Why avoid the use of antibiotics for a UTI whenever possible?
There are a number of very good reasons:
The majority of urinary tract infections can be cured when symptoms first arise, or prevented altogether by following these home remedies for kidney infection outlined in this article.
- Antibiotics are highly overused in humans and pets, as well as in livestock, and this careless overuse has created antibiotic-resistant superbugs like MRSA and antibiotic-resistant tuberculosis.
- Antibiotics kill the good bacteria, along with the bad, as described earlier, setting you up for fungal infections, diarrhea, and other digestive trouble.
- Many antibiotics have terrible side effects and can cause dangerous allergic reactions.
- Antibiotic treatment does not successfully kill all the bacteria participating in the infection and may, in fact, encourage many of the bacteria to persist in a resting state.
- Using unnecessary antibiotics with children prevents them from developing their own natural defenses as their immune systems mature.
- Physicians often prescribe newer, very expensive antibiotics for UTIs instead of “old gold standards,” which is a strain on your pocketbook.
Occasionally, despite preventative measures, a kidney infection can develop. If you suspect you have a kidney infection—especially if you have a fever—it might be necessary to see a physician and employ an antibiotic so the infection does not spread to your kidney and cause some very serious problems.
How to Recognize a Kidney Infection
Urinary tract infections can affect any part of your urinary tract, but the lower urinary tract is far more common—specifically, your bladder (cystitis) and urethra (urethritis). Once in a while, a UTI can progress up to the kidneys (nephritis or pyelonephritis), which is a more serious infection and warrants a trip to your health care provider.
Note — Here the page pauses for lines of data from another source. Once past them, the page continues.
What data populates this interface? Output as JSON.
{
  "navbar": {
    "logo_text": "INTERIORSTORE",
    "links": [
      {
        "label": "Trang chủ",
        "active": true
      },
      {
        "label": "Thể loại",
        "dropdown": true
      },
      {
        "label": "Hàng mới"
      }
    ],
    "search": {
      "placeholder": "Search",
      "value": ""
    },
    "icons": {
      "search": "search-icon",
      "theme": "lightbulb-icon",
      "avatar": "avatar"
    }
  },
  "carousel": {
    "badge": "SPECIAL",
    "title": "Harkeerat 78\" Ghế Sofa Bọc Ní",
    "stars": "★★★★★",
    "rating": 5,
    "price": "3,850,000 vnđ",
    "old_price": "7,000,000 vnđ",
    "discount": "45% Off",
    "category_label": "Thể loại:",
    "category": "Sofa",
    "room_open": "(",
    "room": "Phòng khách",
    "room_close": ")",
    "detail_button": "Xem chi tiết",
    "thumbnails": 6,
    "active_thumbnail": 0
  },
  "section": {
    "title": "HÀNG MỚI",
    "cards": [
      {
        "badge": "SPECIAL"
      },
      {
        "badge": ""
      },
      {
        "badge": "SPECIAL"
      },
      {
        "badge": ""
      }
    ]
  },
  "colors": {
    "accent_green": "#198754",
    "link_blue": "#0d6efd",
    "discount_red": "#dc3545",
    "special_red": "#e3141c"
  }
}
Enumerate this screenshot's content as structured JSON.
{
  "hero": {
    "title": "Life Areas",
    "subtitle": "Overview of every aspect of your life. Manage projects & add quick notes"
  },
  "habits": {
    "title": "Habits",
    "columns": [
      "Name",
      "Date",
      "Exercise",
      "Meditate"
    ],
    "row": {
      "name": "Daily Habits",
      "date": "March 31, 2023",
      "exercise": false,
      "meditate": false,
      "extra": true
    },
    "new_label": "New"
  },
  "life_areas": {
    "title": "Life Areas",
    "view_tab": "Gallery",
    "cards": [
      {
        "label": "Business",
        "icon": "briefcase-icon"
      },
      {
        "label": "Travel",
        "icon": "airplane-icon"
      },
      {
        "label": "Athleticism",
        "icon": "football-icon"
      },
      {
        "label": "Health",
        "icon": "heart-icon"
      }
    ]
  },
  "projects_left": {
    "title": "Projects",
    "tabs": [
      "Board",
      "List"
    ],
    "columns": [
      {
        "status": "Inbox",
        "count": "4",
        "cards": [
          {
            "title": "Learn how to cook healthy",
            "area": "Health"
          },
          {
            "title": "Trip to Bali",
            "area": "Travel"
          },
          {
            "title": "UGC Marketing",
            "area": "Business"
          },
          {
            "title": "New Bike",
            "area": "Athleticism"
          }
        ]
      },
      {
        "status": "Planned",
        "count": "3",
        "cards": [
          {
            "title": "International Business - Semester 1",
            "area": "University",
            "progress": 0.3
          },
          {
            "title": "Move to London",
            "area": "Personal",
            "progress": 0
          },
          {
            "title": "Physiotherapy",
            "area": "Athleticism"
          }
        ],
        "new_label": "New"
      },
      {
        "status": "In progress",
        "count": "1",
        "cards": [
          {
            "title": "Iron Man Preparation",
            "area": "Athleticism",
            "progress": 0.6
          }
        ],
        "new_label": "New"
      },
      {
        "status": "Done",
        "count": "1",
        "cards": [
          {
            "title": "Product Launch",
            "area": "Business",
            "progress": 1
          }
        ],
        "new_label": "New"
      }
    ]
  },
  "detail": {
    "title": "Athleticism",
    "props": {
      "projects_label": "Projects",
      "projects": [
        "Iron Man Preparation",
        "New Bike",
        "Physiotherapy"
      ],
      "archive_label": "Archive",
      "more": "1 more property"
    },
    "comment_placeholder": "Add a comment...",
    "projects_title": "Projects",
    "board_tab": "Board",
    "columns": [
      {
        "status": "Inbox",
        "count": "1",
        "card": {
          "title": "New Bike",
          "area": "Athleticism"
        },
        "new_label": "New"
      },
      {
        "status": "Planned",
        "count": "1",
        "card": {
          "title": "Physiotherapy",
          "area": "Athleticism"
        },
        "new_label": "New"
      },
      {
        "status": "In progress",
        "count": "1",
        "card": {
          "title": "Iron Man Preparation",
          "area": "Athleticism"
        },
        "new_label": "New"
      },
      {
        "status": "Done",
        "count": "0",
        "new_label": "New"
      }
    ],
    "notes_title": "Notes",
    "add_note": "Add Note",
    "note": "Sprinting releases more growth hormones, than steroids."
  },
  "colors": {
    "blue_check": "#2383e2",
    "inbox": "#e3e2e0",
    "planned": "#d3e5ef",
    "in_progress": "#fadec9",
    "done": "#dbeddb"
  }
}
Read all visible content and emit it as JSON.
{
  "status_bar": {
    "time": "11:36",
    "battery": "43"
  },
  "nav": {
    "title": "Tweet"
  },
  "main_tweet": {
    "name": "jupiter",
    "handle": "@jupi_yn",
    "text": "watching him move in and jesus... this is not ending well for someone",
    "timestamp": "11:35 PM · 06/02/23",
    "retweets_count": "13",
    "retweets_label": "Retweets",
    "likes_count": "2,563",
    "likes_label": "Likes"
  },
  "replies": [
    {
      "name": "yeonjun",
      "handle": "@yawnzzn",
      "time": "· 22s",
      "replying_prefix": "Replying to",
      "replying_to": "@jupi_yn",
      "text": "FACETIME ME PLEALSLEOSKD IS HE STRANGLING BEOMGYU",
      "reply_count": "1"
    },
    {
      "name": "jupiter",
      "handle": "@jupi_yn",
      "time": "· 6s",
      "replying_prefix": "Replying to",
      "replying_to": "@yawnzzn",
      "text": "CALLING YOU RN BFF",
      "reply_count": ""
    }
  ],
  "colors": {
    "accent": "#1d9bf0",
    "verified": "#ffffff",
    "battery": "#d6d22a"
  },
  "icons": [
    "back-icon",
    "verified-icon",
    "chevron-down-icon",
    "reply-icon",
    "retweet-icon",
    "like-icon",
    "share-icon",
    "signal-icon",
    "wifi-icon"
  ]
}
Kidney infections can cause permanent kidney damage and kidney failure if not promptly resolved, or can spread to your bloodstream.
In addition to the classic UTI symptoms listed earlier, symptoms of kidney infection can include:
If you do use an antibiotic, it is important to take a high quality, high potency probiotic to replace the beneficial bacteria killed by the antibiotic. It is advisable to take the probiotic as far from the antibiotic dose as possible. For example, if you take your antibiotic at 8am and 8pm, take your probiotic at 2pm to minimize the effects from the antibiotic.
- Back, side (flank) or groin pain
- Abdominal pain
Steps to Promoting a Healthy Urinary Tract
As a woman, there are some specific hygiene steps you can take to maintain a healthy urinary tract:
In addition, a healthy diet is key in supporting your urinary tract.
- Drink plenty of pure, filtered water every day
- Urinate when you feel the need; don't resist the urge to go
- Wipe from front to back to prevent bacteria from entering your urethra
- Take showers instead of tub baths; avoid hot tubs/Jacuzzis
- Cleanse your genital area prior to sexual intercourse
- Avoid using feminine hygiene sprays, which may irritate your urethra
- Use only white unscented toilet paper to avoid potential dye reactions, or better yet—a bidet
Research shows that frequent consumption of products containing probiotic bacteria can promote good urinary tract health—fermented foods such as kefir, sauerkraut and other fermented vegetables are great for your overall health—including your urinary system.